Monday, January 6, 2014


Twenty years ago; a woman I adored. She said, "I keep wondering how long this nightmare will last. If we hadn't left Iran, [her brother] would still be alive."
We were always happy. In pictures of us from my early years we are always laughing. My father used to teach at the university of Tehran, and he often treated patients who could not otherwise afford treatment at home, late at night.
But the nightmare has gone on and on. It goes back to 1979. The Revolution.
Those were great days, exciting days, when we overthrew the Shah. We were so optimistic. We knew that democracy was in reach. Khomeini, the Ayatollah, was not the first choice of everybody, but he was someone that nobody could have objected to. But he said he would not come to Iran unless everyone wanted him.
My father was a political moderate. He wanted democracy. His faction agreed with the choice of the Ayatollah, although privately they had reservations. But you do not know the mood that prevailed. We were so carefree, so we agreed and I remember him saying if the Ayatollah becomes a problem we will remove him as well! We were so optimistic.
But on the second day, we found out how it was going to be. My father's group made an application to appear before Khomeini, and the Ayatollah said he would not see us because we were--we were . . . religiously unclean
 It was purely because of our political stance, not our religion.
After that, in all our pictures I am in a shawl. We still wore jeans underneath. But it showed we were not one of them. 
From then on, we were in danger. I was young then--too young to be suspected. But as years passed, one by one my friends began to disappear. Some were arrested; some died. We could not remove Khomeini. 
When he announced a cultural revolution, the universities were closed for three years. In Iran, the university has always been an important part of the community. For meetings. For theatre. For organizing. The movement to overthrow the Shah began in the universities.
We went underground. We moved from place to place. I do not know how we survived. In 1988, we finally decided to leave. Why did we stay so long? It was our home, and we did not want to give up on it. For so long we believed if we could only bear a little more, it would all come to an end.
I had the easiest time of it. I had a passport, so I flew to Turkey. My parents got there too, but they never really told me how. My brother had the most difficult time. My parents had paid a merchant a lot of money to smuggle him across the border, which he did, but then he abandoned him in the mountains. He had to walk hundreds of kilometres to reach us. When we were reunited, we could not recognize him.
We were in Turkey for a year, but things became dangerous for us there, too. I loved Turkey.
My parents tried to get a tourist visa into Canada, but they were denied. It is too easy to apply for refugee status once you arrive. They did get one into the United States, so they went there and applied for refugee status--which is still ongoing. My brother and I were placed in Canada by the UN High Commission on Refugees, which tried different countries until one agreed to accept us. So we came here. 

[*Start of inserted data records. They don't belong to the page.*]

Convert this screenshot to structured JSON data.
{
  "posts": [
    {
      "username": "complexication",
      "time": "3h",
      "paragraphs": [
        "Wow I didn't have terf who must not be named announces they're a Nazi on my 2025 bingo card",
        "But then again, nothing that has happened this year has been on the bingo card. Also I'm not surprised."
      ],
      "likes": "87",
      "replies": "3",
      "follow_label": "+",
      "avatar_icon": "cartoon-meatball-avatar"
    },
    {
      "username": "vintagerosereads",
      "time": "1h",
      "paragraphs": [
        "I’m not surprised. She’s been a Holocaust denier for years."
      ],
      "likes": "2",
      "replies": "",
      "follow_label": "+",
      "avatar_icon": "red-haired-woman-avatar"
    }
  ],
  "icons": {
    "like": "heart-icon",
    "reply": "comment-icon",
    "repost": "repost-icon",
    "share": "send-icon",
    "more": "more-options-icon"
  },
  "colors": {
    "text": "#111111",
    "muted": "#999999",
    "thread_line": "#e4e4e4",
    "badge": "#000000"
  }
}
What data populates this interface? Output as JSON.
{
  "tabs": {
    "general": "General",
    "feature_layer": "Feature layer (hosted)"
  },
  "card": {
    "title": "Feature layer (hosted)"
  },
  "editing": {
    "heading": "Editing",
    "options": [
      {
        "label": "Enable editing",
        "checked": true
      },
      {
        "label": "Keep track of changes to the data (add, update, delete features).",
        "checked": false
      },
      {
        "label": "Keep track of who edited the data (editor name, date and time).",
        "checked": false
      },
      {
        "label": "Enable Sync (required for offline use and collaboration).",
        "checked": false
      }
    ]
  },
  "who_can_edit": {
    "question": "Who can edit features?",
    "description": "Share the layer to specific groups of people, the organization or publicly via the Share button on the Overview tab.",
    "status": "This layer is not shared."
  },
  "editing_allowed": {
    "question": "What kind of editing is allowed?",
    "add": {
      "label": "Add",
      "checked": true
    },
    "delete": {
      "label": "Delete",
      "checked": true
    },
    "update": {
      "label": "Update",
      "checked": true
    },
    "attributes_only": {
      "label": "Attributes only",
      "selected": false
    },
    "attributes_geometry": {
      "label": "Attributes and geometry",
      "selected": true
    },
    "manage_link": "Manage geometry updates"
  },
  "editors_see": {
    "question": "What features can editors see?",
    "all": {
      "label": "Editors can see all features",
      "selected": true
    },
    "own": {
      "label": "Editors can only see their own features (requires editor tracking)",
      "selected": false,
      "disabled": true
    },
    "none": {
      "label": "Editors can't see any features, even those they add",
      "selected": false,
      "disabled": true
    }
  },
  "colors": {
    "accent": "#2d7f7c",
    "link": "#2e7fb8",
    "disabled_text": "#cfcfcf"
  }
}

Sunday, January 5, 2014

Some stats for the blog in 2013

Happy New Year.

This year there was pretty good agreement between google-analytics and statcounter (at least for page views).

Top cities were Toronto, New York (tied), Singapore, London (England), Sydney, Gistel (Belgium), Melbourne, and Vancouver. Singapore actually led for most of the year, which was fitting as the first month's postings were from there, but fell back in November.

Most viewed site was once again Atlantis lost and found again; followed by The magic ends, part 2; Why we face ruin; Economic policy and price of gold; Gold guarantee blowing up in Singapore; and Evolution of the Case-Shiller index. You see, this is why the climate stuff has almost disappeared from the blog.

Judging by the number of visits, Captain Bernanke's adventures in the black hole will move down the list and possibly vanish from the most visited sites later this year.